While not an award winner (yet), it was interesting to see Bloomberg at the conference, with its trademark terminal live and running. If you are not publicly reporting on sustainability performance, or filling out its detailed environmental, social and governance (ESG) questionnaire, your company performance will not be included in the Bloomberg system. Could be a lost opportunities because more and more investors are using the Bloomberg ESG data, according to Fast Company.

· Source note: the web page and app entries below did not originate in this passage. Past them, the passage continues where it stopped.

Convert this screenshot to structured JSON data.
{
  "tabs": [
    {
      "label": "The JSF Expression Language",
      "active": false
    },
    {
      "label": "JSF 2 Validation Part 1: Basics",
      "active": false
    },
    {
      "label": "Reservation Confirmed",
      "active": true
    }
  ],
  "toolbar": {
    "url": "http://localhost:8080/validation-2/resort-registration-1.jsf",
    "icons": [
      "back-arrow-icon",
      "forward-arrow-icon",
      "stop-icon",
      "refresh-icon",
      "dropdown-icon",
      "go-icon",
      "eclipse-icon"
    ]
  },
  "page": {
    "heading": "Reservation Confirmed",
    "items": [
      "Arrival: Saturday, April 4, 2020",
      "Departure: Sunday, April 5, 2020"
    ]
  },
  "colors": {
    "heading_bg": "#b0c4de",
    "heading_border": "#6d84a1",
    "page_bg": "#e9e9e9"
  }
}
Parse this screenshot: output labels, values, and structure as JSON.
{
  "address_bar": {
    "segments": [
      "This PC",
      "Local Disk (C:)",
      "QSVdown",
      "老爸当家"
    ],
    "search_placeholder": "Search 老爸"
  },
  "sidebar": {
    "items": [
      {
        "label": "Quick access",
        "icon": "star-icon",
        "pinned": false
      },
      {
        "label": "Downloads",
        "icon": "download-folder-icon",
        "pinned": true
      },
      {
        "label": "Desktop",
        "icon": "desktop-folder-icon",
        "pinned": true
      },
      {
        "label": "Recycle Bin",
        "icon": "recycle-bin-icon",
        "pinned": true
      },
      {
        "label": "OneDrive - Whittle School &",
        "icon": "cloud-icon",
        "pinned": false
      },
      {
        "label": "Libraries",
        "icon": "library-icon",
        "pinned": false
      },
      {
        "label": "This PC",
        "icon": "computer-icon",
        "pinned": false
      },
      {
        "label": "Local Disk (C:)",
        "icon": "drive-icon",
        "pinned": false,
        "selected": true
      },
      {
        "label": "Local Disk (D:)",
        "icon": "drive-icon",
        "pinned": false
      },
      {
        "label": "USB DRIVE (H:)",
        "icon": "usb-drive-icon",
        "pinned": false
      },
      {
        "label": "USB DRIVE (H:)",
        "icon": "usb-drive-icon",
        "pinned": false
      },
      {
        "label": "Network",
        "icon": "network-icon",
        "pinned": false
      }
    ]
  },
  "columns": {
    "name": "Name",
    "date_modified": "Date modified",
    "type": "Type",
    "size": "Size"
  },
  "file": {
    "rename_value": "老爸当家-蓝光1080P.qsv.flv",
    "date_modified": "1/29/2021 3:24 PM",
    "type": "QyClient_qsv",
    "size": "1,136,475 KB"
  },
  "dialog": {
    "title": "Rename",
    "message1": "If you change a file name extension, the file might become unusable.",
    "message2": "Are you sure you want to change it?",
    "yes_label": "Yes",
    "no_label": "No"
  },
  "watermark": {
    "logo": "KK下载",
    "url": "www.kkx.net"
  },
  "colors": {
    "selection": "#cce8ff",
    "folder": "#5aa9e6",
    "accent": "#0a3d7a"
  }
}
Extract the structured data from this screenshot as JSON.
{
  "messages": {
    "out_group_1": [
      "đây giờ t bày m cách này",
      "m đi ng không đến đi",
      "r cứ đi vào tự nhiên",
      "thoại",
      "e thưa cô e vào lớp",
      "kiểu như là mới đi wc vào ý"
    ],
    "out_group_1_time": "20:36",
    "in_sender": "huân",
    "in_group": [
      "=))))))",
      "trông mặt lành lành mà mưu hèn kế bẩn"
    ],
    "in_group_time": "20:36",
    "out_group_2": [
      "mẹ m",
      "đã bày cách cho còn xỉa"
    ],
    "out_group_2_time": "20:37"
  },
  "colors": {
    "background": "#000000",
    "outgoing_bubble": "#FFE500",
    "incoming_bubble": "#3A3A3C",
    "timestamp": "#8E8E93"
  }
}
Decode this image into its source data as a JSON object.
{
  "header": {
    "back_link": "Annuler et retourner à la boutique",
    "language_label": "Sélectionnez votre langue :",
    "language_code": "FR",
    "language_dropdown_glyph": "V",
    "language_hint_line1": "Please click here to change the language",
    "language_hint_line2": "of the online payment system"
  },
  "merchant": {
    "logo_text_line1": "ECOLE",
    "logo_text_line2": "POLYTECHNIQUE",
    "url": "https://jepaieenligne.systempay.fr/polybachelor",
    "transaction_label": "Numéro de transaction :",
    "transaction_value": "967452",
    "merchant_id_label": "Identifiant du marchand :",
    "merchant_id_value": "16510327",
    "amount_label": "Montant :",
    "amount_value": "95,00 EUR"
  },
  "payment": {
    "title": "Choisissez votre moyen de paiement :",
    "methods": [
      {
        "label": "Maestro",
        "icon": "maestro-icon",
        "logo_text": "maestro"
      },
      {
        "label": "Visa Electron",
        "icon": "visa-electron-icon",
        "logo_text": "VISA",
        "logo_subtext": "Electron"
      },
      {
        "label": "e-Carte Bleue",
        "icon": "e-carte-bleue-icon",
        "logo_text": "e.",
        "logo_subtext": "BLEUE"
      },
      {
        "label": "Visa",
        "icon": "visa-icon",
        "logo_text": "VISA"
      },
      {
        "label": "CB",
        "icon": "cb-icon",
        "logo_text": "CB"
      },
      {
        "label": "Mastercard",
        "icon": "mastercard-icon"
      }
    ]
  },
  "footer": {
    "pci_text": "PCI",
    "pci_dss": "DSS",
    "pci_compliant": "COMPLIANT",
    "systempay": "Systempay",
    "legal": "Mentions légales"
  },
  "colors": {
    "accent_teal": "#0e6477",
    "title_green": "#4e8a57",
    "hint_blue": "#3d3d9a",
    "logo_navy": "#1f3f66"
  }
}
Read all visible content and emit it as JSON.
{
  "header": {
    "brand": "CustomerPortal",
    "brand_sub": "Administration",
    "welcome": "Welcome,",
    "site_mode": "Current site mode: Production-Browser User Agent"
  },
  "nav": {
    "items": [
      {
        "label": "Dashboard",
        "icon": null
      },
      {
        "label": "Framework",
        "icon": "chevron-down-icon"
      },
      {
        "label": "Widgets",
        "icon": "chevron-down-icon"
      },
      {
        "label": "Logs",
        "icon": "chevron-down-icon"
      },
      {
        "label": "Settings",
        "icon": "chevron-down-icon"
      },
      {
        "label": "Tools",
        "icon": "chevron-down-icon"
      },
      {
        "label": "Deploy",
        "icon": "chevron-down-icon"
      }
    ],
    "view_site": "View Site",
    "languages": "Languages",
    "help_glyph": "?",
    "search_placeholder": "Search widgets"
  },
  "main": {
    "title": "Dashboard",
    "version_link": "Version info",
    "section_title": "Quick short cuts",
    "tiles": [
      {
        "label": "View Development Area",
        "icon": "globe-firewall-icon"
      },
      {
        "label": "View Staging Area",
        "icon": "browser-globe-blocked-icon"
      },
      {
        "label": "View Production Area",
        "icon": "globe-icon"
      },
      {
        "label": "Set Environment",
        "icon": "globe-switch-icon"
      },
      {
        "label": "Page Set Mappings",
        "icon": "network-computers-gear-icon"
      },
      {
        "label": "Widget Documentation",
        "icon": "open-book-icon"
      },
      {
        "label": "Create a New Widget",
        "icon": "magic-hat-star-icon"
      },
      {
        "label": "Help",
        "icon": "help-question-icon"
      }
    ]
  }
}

While some companies still don’t seem to take socially responsible investing (SRI) very seriously, if the turnout at Ceres is any indication, SRI is here to stay. Chad Spitler, Director at BlackRock, mentioned to me at lunch that they have $3 trillion in assets and 8 percent are invested socially responsibly. The California State Teachers Retirement System (CalSTRS), which manages $152.9 billion in assets, announced they plan to speed up a program aimed at getting its outside fund managers to incorporate environmental, social and governance criteria in their decision-making, including small-ca[ companies.
I got one of the coveted hard copies of Bloomberg’s new sustainability report. They have committed to reducing its carbon footprint by 50 percent by 2013 from 2007 levels. For every $1 invested in environmental management the company saved $2 in operating costs, ending where we started. If sustainability investments reap 100 percent returns, what’s not to like? However, looks like the metric tons/$million ratio went from 22 to 28, an increase of 16 percent including acquisitions. The growth in direct emissions seems to come from data centers. Someone is going to be busy at Bloomberg over the next year to meet their carbon reduction goal.